GAO warns OCC on regulatory capture – American Banker and Politico Pro covered a GAO report that urges the OCC to increase its defenses against regulatory capture. The report suggests that the agency require “documentation of communications between OCC examiners and banks that inform decisions” and to “implement a policy to verify that examiners assigned to a team do not have active conflicts of interest,” among other items. Read the full GAO report here.
Who will regulate BB&T-SunTrust – The American Banker reports that “Among the many still-unanswered questions about the proposed merger between BB&T and SunTrust Banks is which primary regulator will oversee the combined $442 billion-asset institution.” The article goes on to examine each of the three federal agencies — the Federal Reserve Board, the Federal Deposit Insurance Corp. and the Office of the Comptroller of the Currency — and continuing in the state system.
Calabria clears Senate Banking Committee – The Senate Banking Committee’s vote to advance Mark Calabria’s nomination to director of the Federal Housing Finance Agency, which regulates the mortgage-finance giants Fannie Mae and Freddie Mac. From the Wall Street Journal: “A libertarian economist and senior aide to Vice President Mike Pence, Mr. Calabria told lawmakers earlier this month that he would work to preserve the popular 30-year, fixed-rate mortgage—a product he has criticized in the past—that currently accounts for approximately 90% of new home loans.
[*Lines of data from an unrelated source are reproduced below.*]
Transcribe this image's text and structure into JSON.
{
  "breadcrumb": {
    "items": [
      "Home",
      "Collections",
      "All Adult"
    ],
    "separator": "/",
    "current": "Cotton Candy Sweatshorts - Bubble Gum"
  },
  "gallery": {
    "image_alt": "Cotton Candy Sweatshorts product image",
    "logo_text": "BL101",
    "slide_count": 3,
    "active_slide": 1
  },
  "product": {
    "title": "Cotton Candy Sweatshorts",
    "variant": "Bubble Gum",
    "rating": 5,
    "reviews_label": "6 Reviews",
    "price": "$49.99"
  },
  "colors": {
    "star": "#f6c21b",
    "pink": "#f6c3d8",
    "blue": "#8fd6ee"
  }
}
If confirmed, Mr. Calabria would play a key role in shaping the Trump administration’s efforts to end the decadelong conservatorship of Fannie and Freddie, taken over at the height of the financial crisis in 2008.”
The FHFA also issued a final rule for GSEs to move to a common mortgage-backed security, beginning in June 2019. Read more here.